On Thursday 22nd March, I had the pleasure of attending Like A Dude Theatre Company’s workshop and protest that questioned, and ultimately campaigned against, the gender pay gap. The experience was truly extraordinary and genuinely empowering. Here is how it went.
On Thursday morning I headed out and gathered with the other participants outside of the Exeter Community Centre. We were met by one of the workshop and protest facilitators who put us into groups and gave us pretend biographies. The biographies informed us of our gender, age, ethnicity, position in the workplace, how many years we had been working for the company, whether or not we had children and our salary. The biographies were composed by the facilitators to be used in the workshop, inspired by real statistics. She then led us into the workshop space, which they named the “generic workplace” to generate an immersive experience for the participants.
As we entered the “generic workplace”, we were asked to sit around a long table in the middle of the room. Electronic music played as the other facilitators moved busily around the space. It is important to note that the all-female theatre group was dressed in suits and ties, mimicking the typical dress of men in the office workplace. As we sat down, the theatre company treated us to an amazing physical theatre sequence that brought to life the true extent of gendered issues in the workplace. In the piece, they blindfolded the male figures so they could not “see” the literal struggle of the female worker who, complete with a bra and doll for the purpose of accentuation, attempts to get the attention of her male counterparts but to no avail.
The performative element of the workshop was concluded with a verbatim sequence. The facilitators spoke the words of women from the Exeter community, detailing their real experiences of the gender pay gap. Their words, in conjunction with a video compiled of clips and words from International Women’s Day, truly imparted the magnitude of the issue and the amazing work being done to combat it.
The workshop moved on to include the participants. We split off into our groups and moved around the room to engage in different activities that taught us more about the gender pay gap; this afforded us the time and space to recount our own experiences with the problem. The first activity I took part in was adding to the mood board the theatre company had collated. We were asked to use the mood board for inspiration and, following some discussion, we were able to write down our own thoughts and pin them on the board.
The second activity was a game that involved a metaphorical corporate ladder. The aim was to move your “price tag” game piece up the ladder to reach the bonus money at the top by answering questions correctly. Our “price tag” was also being chased by “the boss”, represented by a red arrow. The questions were about the specific percentages demonstrating the gender pay gap within different companies in Exeter, age groups, Devon and the Southwest and the UK in general.

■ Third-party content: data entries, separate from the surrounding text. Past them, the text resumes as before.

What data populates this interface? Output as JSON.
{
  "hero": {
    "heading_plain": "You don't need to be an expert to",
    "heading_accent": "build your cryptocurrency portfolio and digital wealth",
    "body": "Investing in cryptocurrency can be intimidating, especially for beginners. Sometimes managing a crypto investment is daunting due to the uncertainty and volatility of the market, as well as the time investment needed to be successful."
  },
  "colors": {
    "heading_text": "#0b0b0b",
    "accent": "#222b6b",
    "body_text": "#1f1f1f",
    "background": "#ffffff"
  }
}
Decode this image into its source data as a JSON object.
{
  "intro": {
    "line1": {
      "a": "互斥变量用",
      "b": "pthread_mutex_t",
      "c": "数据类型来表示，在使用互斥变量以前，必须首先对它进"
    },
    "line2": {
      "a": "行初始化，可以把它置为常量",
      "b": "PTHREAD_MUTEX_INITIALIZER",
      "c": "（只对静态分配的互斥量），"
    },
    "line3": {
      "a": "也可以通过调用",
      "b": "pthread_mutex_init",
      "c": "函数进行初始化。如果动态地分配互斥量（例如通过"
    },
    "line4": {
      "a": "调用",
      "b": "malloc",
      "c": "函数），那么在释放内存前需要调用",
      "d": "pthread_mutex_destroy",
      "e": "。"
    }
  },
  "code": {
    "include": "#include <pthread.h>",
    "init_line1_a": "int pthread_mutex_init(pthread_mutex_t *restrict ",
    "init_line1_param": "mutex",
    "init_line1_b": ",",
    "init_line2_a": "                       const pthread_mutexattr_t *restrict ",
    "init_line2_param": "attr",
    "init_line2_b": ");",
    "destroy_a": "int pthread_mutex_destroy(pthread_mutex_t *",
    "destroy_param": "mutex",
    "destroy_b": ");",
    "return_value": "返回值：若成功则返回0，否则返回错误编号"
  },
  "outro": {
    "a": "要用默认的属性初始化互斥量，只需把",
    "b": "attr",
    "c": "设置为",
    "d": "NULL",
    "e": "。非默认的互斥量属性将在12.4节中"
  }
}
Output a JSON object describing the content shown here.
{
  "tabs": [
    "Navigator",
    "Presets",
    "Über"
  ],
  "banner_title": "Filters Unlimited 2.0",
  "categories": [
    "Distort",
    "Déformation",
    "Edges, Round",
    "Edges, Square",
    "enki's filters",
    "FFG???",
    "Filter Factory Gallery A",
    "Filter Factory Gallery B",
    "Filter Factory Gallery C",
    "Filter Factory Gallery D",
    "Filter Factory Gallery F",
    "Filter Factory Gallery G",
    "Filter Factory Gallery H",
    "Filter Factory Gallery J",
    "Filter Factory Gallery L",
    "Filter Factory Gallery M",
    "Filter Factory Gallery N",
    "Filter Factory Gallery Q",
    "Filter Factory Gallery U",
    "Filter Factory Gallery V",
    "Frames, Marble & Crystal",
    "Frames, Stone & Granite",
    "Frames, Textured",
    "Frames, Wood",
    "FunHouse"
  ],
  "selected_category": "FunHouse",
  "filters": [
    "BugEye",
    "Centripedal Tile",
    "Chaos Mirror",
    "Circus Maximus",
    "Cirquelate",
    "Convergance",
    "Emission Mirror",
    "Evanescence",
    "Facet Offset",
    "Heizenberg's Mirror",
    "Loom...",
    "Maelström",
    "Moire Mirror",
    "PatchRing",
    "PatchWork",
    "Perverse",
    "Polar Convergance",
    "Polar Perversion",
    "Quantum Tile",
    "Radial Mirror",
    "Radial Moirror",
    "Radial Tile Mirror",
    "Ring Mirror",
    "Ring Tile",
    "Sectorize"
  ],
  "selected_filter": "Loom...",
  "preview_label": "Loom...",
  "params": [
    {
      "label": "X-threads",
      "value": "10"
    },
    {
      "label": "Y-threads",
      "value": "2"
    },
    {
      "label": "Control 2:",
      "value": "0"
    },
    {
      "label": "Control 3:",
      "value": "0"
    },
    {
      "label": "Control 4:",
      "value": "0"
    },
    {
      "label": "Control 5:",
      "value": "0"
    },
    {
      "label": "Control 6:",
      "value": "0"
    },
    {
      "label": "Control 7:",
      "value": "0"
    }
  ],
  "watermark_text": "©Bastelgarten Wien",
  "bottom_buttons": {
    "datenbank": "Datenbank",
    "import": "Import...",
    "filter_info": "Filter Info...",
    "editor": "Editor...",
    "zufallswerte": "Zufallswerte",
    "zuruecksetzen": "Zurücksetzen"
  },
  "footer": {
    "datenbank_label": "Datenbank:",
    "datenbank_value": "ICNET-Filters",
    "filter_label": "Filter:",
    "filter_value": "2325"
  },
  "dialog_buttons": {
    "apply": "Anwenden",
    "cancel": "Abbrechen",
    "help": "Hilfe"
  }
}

The third and final activity was another game that involved throwing bean bags into different bins that represented various solutions to the gender pay gap issue. The solutions included free childcare, more workshops in the workplace to stop unconscious bias and new government legislation. Each solution had a specific number of points on its bin with the trickier solutions worth more points. During the second round of the game, we were asked to contribute our own solutions.
The workshop finished up with a thanks from the facilitators who taught us the lyrics to a song they had created to sing during the protest – it went to the tune of Dolly Parton’s “9 to 5”!
After the workshop, we moved back outside. The theatre company supplied us with amazing banners and signs to use during the protest and we headed off, en masse, to the city centre. We chanted and sang our way down the high street, stopping at Tesco, Lloyds Bank, Barclays Bank and New Look to call them out on their pay gap. The facilitators used megaphones to reveal the percentage of the pay gap and then left boards outside of each establishment to show the percentages to the rest of the community.
The protest ended at the Exeter City Council building with a few last words from the facilitators and a beautiful spoken word poem. Like A Dude chose to end the protest on a positive note, informing us that the city council has no gender pay gap. The protest could not have concluded better when one of the directors of the council invited the facilitators into the building after hearing the protest, offering to talk them through how they have achieved gender pay equality in the council.
The workshop and the protest were both brilliant experiences. The feelings of empowerment and solidarity on the day were absolutely phenomenal and, in my third and final year of university, I am so glad it is something I took the opportunity to participate in. I will definitely be taking part in more workshops and protests to fight against the gender pay gap and other gendered issues again. I want to say big congratulations to Like A Dude Theatre Company who went above and beyond; they really pulled it out of the bag!
– Laura Ferris
Featured image source.